“I don’t think that approach is good enough any more,” said Wicks.
Doctors can’t always help patients with the anxiety they feel about their condition. But, Wicks said, other patients can help by sharing their experience, in data form and by online contact.
“We believe context is therapeutic. The most important part of a map is ‘You are here’,” he said.
Healthcare providers' perspectives
But if healthcare is going online, how do those people working in healthcare feel about the move?
Eddie Ritson, a manager in the North Ireland healthcare system and a director at the European Centre for Connected Health, said: “Adoption of new technology [by those working in the healthcare system] is slow. We do it, but it takes time to happen.”
Carmel Dickinson, who is the infomatics programme manager at the University of Manchester, made a distinction between e-health and m-health – the latter taking in all aspects of providing a mobile health service.
“So far, m-health hasn’t reached tipping point,” she said. “There have been successful trials, but poor adoption.”
Dickinson said the European m-Health Alliance is trying to achieve the step change that is needed. In its work, it is focusing on twin, synergistic goals: the economic development of m-health and the empowerment of patients.
Will smartphone apps or bespoke devices like Docobo’s HealthHub become the preferred tools as e-health develops?
John Tarrant said bespoke devices (or “fit for purpose products”, as he called them) have the advantage of enhancing user experience through new design features. For example, patients with tremors say they need buttons on a device as they find touchscreens difficult to use.
“There will always be a market for fit for purpose products,” he said.
Paul Wicks claimed only one in four of people with health apps on their smartphone actually open them. Those who do use them do so only a few times, he said.
“The amount of data generated is slim,” said Wicks. But he added: “The challenge is not how to develop a gizmo [device], it’s how to integrate it in a patient’s daily life.”
Carmel Dickinson said the key to the development of useful devices and apps is interoperability. Dickinson and Eddie Ritson said it would be good if a standards system was introduced so that when devices and apps are developed they could adopt those standards and work seamlessly together.
Guidance and signage tools to reduce patient aggression in A&E
21 November 2011
Design group PearsonLloyd and the Helen Hamlyn Centre for Design are among the partners that have been working on the project “Reducing violence and aggression in A&E” which aims to provide design solutions to the problem of attacks by patients on hospital staff.
There are about 56,000 physical assaults in English NHS hospitals each year, many of them taking place on the front line of Accident & Emergency departments. The cost to the NHS is estimated to be at least £69m a year due to staff absence, loss of productivity and additional security.

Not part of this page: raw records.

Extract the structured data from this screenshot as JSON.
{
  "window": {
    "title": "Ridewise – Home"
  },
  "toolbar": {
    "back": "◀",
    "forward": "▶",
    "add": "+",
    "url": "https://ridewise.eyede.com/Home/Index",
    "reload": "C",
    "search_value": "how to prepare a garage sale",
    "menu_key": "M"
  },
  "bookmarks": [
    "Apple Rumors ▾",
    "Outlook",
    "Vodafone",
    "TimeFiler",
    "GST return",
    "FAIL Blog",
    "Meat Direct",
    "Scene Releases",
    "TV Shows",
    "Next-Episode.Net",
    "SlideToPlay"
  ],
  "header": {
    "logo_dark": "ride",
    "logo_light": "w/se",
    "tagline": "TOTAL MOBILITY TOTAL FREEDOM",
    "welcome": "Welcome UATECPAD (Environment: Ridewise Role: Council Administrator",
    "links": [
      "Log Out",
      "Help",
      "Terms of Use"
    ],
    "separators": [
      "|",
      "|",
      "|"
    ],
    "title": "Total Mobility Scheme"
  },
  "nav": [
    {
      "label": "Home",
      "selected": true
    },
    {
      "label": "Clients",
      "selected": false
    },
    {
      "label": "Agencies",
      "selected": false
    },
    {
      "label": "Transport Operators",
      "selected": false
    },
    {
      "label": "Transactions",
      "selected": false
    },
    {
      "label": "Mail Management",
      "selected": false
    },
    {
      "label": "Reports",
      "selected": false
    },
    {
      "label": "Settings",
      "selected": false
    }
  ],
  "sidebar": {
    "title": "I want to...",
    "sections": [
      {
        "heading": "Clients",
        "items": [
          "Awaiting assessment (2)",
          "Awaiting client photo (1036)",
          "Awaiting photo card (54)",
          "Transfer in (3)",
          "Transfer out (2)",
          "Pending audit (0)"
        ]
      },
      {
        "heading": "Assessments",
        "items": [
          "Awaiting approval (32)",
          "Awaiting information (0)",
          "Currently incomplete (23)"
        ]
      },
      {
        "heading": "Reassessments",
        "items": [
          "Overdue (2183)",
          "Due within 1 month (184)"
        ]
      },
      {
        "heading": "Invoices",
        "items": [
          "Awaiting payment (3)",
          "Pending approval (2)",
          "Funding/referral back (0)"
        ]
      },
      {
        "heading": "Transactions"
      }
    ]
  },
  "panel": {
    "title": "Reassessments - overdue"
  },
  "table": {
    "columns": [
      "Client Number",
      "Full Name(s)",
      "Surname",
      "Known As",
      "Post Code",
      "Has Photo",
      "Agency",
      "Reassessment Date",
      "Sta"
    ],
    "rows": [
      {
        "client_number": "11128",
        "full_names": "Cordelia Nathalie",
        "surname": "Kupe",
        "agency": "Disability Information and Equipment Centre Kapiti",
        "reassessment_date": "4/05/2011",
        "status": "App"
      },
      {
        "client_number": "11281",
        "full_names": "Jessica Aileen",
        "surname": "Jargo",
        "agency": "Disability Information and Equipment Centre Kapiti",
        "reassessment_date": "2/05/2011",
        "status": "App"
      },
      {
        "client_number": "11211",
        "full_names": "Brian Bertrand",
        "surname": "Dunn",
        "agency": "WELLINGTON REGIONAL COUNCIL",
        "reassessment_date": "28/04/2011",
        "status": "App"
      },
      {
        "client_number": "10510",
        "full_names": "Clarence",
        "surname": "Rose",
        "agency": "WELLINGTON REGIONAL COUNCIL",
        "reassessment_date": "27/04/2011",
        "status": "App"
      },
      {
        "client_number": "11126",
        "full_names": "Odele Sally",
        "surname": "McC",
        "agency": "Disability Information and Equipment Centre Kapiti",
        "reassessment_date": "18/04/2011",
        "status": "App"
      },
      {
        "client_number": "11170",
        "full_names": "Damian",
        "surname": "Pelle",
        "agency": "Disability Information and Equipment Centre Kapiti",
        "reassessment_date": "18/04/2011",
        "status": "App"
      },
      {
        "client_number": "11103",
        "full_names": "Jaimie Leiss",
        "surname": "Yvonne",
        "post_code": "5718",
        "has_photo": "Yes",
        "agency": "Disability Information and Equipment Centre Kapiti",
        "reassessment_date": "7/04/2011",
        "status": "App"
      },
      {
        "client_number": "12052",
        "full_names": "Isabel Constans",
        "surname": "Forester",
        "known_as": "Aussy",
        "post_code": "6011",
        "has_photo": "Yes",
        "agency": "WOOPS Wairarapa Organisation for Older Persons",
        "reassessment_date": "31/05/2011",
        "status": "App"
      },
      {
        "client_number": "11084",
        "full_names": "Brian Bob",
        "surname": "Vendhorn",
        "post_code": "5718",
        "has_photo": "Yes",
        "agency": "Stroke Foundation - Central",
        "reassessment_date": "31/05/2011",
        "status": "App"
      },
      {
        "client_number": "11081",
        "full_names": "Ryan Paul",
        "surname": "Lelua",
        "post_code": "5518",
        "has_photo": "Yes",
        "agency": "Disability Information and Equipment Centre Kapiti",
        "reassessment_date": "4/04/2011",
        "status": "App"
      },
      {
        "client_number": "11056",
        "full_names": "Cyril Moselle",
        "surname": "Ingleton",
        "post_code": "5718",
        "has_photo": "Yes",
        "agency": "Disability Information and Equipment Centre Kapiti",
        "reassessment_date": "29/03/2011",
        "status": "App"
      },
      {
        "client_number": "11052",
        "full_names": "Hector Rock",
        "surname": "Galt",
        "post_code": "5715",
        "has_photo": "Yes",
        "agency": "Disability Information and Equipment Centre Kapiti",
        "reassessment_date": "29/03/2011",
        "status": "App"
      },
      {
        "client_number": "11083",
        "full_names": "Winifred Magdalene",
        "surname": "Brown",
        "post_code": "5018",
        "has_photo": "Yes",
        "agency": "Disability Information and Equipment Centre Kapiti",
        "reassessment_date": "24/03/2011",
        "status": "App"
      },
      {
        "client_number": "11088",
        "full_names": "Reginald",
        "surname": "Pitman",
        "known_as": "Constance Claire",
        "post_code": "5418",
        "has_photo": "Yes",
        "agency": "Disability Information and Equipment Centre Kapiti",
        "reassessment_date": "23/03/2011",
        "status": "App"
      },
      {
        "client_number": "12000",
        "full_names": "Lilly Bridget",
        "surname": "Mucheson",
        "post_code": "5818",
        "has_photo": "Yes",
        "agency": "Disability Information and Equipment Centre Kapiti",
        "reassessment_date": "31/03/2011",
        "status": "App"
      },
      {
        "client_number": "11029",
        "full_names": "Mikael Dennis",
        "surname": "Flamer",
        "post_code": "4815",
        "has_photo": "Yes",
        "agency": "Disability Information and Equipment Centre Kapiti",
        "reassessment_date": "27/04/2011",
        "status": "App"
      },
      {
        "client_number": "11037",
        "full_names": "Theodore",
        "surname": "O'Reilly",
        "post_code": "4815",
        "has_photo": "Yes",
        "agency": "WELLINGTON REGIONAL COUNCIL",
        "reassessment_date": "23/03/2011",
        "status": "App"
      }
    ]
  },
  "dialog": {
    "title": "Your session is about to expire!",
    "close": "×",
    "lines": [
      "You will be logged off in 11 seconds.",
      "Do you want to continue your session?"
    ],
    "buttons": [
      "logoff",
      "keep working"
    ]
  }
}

In the year-long project, commissioned by the Department of Health and run by the Design Council, the designers, psychologists and healthcare experts made the key observation that patients needed a better understanding of the system they are in.
Prototypes unveiled last week included a system of environmental signage, which designers have called information ‘Slices’: clear, intuitive, location-specific information. These give patients guidance about their physical location and where they are within the A&E process.
Also, patients will be given a personal ‘Process Map’ explaining what to expect from the treatment process and when to expect it. Screens provide live information about how many cases are being handled and the current status of the A&E department.
A Toolkit has been created for all NHS hospitals to use.
In the project, PearsonLloyd put together a consortium of partners, which included: the Health & Patient Safety lab at the Helen Hamlyn Centre for Design; Tavistock and Portman NHS Foundation Trust; University of the West of England’s Centre for Health and Clinical Research; University of Bath School of Management; and Tavistock Institute of Human Relations.